I head to her from my room, but my mind is thinking about what Macho said the other day. “You’re only the class representative because I have too many awards.” My speech was written on index cards in my pocket. But was he right?
Our sixth grade teacher adored him. And he stands to get more awards than I care to count. All I had was perfect attendance, school safety and this one. The one that matters. Mom rubs dirt off my face and usurped the doubt. We take pictures from our apartment to P.S. 260.
I line up with the boys in blue caps and gowns and see the girls in gold on the other side of the auditorium. The piano starts and we march to our seats. I don’t know who is who just that the crowd is all loved ones. Once we’re sitting, Mr. Hutchinson, the school principal, calls attention.
The crowd is clapping and I head on stage to face them. There’s a sea of people and I try to imagine them naked (I had heard it calms nerves). But it doesn't.
The first part of the speech is easy. I breathe. You know that deep breath that releases anxiety and stress. Then, I go, “Welcome faculty, family and friends joining us for this special occasion…” Each index card is a few lines so when I change cards I scan around. I see Mom. There’s no way I could miss her. “We would not be here graduating without your unwavering support…” This time I spot Granddad sitting somewhere in the middle and Grandma Arlene is among the late comers who couldn’t find seats in the back. “This is not the end for us but a new beginning as we go forth to junior high school to find new opportunities. We need you now and look forward to you being by our side in the future. Thank You.” I take one last look on stage but I don’t see Jamel.
Back with the graduating class, we sing, “Lift Every Voice” and march out to, “Goodbye, Goodbye. We hate to say Goodbye. But now the time has come to depart…” The music teacher who orchestrates it all is Mr. Heck who had kicked me off the choir every year I tried out.
We meet all our family in the gym. Everyone says they’re proud of me in their own way. Mom kisses my cheek. Granddad shakes my hand. And Grandma Arlene pinches my arm before she hurries back to work.

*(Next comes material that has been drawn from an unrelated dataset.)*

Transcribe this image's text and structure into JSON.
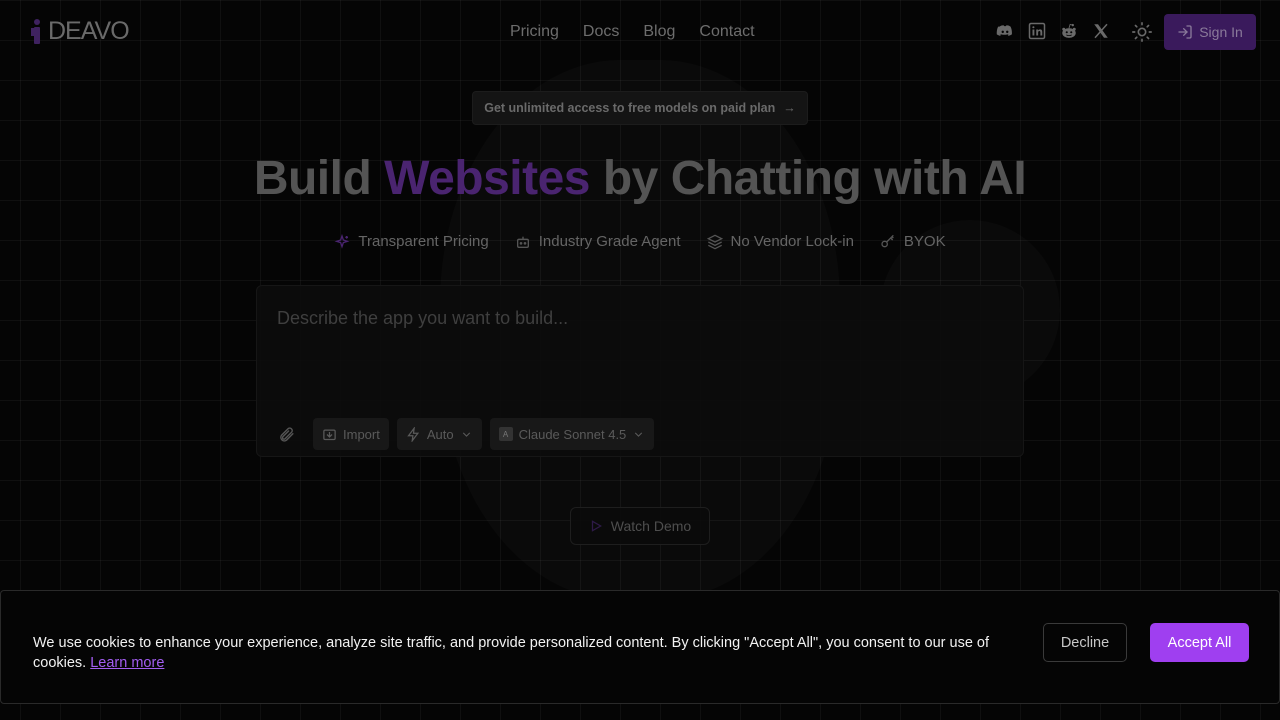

All us graduates start sprinkling off, out in front of P.S. 260 where the big steps are. I notice Sha-sha and his family are going to a restaurant. I look to Mom, “Can we go eat?” Of course, Mom saw this coming. She just didn’t know when I would ask. “Let’s talk about this when we get home,” she says.

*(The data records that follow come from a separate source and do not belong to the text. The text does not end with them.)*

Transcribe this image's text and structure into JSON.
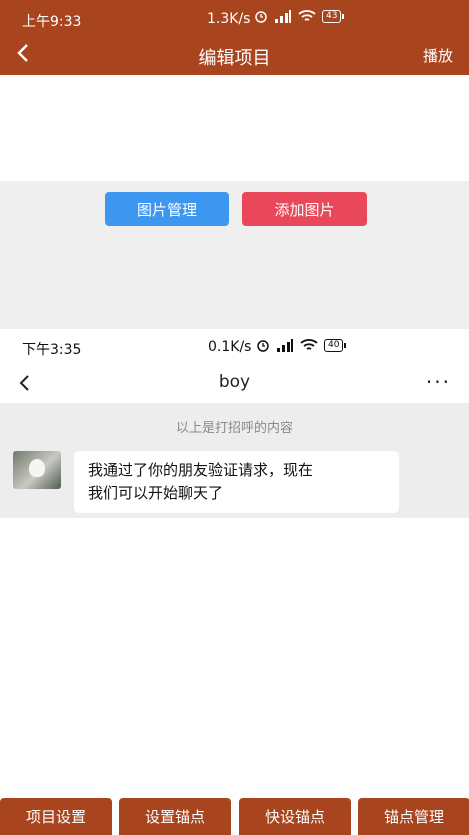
{
  "status_bar": {
    "time": "上午9:33",
    "speed": "1.3K/s",
    "battery": "43"
  },
  "appbar": {
    "title": "编辑项目",
    "play_label": "播放"
  },
  "editor": {
    "image_manage_label": "图片管理",
    "add_image_label": "添加图片"
  },
  "embedded_screenshot": {
    "status_time": "下午3:35",
    "status_speed": "0.1K/s",
    "status_battery": "40",
    "chat_title": "boy",
    "more": "···",
    "hint": "以上是打招呼的内容",
    "message_line1": "我通过了你的朋友验证请求，现在",
    "message_line2": "我们可以开始聊天了"
  },
  "bottom_bar": {
    "project_settings": "项目设置",
    "set_anchor": "设置锚点",
    "quick_anchor": "快设锚点",
    "anchor_manage": "锚点管理"
  },
  "colors": {
    "header": "#a8441e",
    "blue_button": "#3d97f0",
    "red_button": "#e8485a"
  }
}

I’m cool. No problem. We’ll probably figure out where we’re going to eat by then. We get home. I don’t even think Mom puts her purse down. And I ask again.
“Shaun, I don’t have the money. Don’t ask me again.”
I ask again. No, I start yelling. “It’s not fair I never get what I want.”
“Keep that up and you’re not getting anything from me anymore.”
“It’s not like I get much anyway.”
That was probably a moment that made going to church important. We weren’t every Sunday church people like the Allens. We were more special occasion folks who went every resurrection Sunday.
Mom would get me a new outfit and I’d feel good for the day. We’d watch a service at the Christian Culture Center and we’d get our praise on. No shouts of “Hallelujah” or getting struck with the holy ghost. But subtler. God, we’re here in your house, don't forget about us.
Mom kept the “Serenity Prayer” in our home. She either was reciting a line from it or I found myself reading it in passing. Most of the time when I put on this show, she sends me to my room. I storm off swinging my door shut with enough oomph to show I’m fuming but gentle enough not to slam it.
But all while I’m doing that she’s not even talking to me. She’s talking to God. “God, grant me the serenity to accept the things I cannot change, the courage to change the things I can, and the wisdom to know the difference…” She puts her personal spend on the end. And based on what she says is my odometer to measure the distance between her patience or pissed.
“God give me patience.”
“Lord give me strength not to beat this boy.”
“Before I kill this boy.”
But now, I hit a nerve. Mom stuffs her face in a pillow. I don’t see her cry. But the sound she makes reveals I hit somewhere I never wanted to hurt.
Rashaun J. Allen: "I hold an MFA in Creative Writing and Literature from SUNY Stony Brook. I am the author of independently published poetry books: A Walk Through Brooklyn and In The Moment. I have also been published or am forthcoming in TSR: The Southampton Review, Tishman Review, and 4th Genre. Currently, I am seeking an agent for my memoir Christine's Dream: A Memoir of Love, Loss & Life and a recent recipient of a Fulbright to Barbados. Find more of my work at www.RashaunJAllen.com."